With their polished branding, highly impressive brewery venue in Dromana and involvement with Founders First, the publicly-listed "craft accelerator" that's rapidly become a major player in the Australian drinks landscape, you might well conclude Jetty Road arrived in the world fully formed, the result of calculated planning and deep pockets. Spend some time in the company of the founders and it doesn't take long to realise the reality is rather different – and that their story is, in many ways, that of the classic craft beer startup.
Head back in time beyond the moment they became Founders First's initial investment in the world of independent Aussie producers, back beyond the days when they rocked up to the Ballarat and Bendigo beer festivals with just one beer and no brewery, and you'll find a pair of mates on the Mornington Peninsula with a passion for good beer and a talent for brewing it.
Indeed, the story of Grant Rodgers and Blake Bowden goes back way beyond that too. The pair were born within a week of each other and grew up together, although it was only after they headed off on separate adventures overseas that the idea for their own brewery was sparked.
While Blake had started learning to brew at just 15 – under the guidance of his boss at a cabinet makers – for Grant it was on a trip to Europe aged 21 that his taste was sparked. After experiencing beers, breweries and hospitality in France, Spain and the UK, he wrote the first business plan for what would become Jetty Road while in Malaga.
Later, once he was back in Australia and Blake had returned from a period living in London, they began homebrewing together – "getting a lot of exploding bottles and all that stuff," Grant recalls – and planning in earnest.
It took no less than six years from that first business plan to their first beer, but it was a period that allowed Blake to lay down and hone his recipes. Along the way, his homebrewing boss and now partner in Jetty Road, Simon Weir, was invited to help fit out Mornington Peninsula Brewery's venue, which in turn led to Blake lending a hand and gaining an insight into commercial brewing. As such, when they brewed their first batch of Pale (at Mornington, of course) it proved an instant hit. And so the Jetty Road journey began to gather pace.

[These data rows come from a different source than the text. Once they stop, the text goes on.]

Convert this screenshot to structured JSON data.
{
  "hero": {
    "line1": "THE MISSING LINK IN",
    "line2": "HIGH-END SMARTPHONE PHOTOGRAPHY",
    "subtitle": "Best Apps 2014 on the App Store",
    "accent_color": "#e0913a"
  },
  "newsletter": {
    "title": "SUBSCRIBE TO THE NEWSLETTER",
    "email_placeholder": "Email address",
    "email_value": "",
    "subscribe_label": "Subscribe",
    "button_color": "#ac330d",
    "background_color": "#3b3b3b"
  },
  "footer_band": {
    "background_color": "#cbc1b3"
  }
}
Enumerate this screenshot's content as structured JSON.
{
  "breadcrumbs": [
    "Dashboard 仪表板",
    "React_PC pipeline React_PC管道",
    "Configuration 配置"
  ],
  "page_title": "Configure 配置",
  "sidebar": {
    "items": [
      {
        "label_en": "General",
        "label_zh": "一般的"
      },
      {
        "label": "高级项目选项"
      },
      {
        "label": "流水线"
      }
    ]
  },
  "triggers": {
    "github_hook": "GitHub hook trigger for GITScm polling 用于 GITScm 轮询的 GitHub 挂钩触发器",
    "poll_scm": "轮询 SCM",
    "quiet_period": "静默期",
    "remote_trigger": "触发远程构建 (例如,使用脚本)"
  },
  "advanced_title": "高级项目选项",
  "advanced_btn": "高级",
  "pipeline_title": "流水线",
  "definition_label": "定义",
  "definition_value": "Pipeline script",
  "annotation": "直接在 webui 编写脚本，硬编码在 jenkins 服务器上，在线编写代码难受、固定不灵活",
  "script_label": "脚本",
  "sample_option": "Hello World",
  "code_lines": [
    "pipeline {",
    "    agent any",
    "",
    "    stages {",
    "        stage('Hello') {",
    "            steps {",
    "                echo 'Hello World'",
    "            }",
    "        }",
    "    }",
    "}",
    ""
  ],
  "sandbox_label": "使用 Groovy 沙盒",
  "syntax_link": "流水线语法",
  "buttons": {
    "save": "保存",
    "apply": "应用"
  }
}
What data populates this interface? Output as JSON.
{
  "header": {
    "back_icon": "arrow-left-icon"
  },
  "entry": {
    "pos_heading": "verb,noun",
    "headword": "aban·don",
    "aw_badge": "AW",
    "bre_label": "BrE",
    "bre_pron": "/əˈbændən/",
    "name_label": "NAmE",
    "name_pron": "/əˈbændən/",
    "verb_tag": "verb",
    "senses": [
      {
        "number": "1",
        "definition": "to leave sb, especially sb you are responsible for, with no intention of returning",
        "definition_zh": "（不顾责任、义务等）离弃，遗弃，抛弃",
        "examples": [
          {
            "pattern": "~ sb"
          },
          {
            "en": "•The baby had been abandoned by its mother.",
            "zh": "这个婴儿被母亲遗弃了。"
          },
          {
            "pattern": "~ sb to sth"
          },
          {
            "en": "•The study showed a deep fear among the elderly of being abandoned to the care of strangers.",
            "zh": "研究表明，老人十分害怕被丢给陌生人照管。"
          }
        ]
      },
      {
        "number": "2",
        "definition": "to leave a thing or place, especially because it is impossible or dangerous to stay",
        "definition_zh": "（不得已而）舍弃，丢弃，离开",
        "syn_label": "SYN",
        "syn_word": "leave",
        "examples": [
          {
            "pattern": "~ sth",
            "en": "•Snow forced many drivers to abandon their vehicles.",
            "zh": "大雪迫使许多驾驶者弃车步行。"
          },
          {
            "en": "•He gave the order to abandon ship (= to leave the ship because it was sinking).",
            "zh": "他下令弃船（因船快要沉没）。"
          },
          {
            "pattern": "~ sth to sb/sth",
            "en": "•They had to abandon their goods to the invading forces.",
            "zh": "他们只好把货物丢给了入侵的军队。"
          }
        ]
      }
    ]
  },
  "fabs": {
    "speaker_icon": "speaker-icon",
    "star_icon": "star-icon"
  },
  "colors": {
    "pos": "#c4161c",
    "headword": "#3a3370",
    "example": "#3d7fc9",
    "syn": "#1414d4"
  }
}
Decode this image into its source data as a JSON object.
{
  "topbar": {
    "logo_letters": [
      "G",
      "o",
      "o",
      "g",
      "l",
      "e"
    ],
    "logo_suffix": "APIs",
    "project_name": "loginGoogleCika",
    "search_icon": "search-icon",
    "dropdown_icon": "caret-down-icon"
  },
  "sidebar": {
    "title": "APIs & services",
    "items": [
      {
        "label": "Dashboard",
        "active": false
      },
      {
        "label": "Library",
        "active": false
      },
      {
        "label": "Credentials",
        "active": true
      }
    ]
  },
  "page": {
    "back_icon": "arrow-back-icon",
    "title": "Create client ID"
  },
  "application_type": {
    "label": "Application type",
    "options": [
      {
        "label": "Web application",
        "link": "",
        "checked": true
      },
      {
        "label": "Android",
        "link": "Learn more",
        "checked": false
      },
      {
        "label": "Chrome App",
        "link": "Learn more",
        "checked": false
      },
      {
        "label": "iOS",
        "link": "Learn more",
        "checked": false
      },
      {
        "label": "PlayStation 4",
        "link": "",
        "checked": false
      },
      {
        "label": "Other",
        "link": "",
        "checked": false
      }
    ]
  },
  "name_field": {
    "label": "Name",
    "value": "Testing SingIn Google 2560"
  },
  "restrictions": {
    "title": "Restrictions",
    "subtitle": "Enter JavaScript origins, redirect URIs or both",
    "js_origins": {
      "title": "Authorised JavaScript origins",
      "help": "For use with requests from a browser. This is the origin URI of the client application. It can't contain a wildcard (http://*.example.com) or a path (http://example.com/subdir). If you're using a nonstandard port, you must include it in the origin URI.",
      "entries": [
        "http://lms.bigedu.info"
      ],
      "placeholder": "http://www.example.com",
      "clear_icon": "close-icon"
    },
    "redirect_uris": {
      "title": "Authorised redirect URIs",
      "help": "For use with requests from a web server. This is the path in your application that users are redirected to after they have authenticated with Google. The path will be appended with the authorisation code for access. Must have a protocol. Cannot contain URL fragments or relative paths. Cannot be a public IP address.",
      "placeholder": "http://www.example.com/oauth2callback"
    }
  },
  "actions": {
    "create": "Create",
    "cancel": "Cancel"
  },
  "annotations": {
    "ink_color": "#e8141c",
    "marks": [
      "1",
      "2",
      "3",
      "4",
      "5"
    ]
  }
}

A year on from selling their first kegs in October 2016, they packaged their first run of cans at KAIJU! before, in December 2017, they opened their Dromana venue; their 25 hectolitre Premier Stainless Systems brewery (and 300 litre pilot kit) was fired up the following September.
Since then, Blake has rapidly expanded the lineup. There's a core range of typically hop forward beers ranging from a Bavarian-inspired lager to a punchy-yet-approachable IPA plus a colourful array of seasonals, often fruited, that have started appearing in limited can runs too.
As for the venue, it has a capacity of 220 yet regularly has to turn people away – just as well they're part of a growing hub of small producers on an estate that's also home to the gluten free TWØBAYS brewery, Bass & Flinders Distillery, and a coffee roaster among others. It's a warm and welcoming warehouse that serves up a rotating lineup of their beers plus the odd guest tap (often Bonza Brewing – the label conceived by Blake's brewery offsider Mick) and is centred around a bar built with reclaimed timber from Hastings Pier and a giant mural painted by local artists Snakehole, who Blake and Grant know from high school.
There's a full commercial kitchen staffed by six chefs who turn out a family-friendly menu focusing on local produce, plus a kids play area and a courtyard lining the wall where the brewery is housed. It's become something of a community hub too, hosting everything from yoga to a wake.
The family and friends vibe continues throughout the business. Grant's partner – a textile designer by trade – is their brand manager, while the duo were joined by family friend Nick O'Brien (who brought hospo experience), his mate Jonathan Pritchard, Blake's old boss Simon and his apprentice Shayne Bland as partners in the business.
Roll on to 2020 and, at time of writing, you can find Jetty Road's beers far from their Dromana home, both in independents and the country's larger retailers. As part of the Founders First group of companies that includes the likes of FogHorn, Sauce, Sparkke, Slipstream and Ballistic, they're also part of the Indie Craft Collective sales force. And they're set to open a brewpub in Port Melbourne too.
All in all, while it might have taken them six years to turn their business plan into that first batch of Pale Ale, it's clear they've wasted no time since.
Which just leaves us with the name. Given their brewery and venue is in Brasser Avenue, why Jetty Road?
It all dates back to their early homebrewing roots, back when Blake was shown the ropes by Simon. At the time they went by the name Jetty Rd Brewers and, given where that hobby has led them in the decade and more since, why look for another one?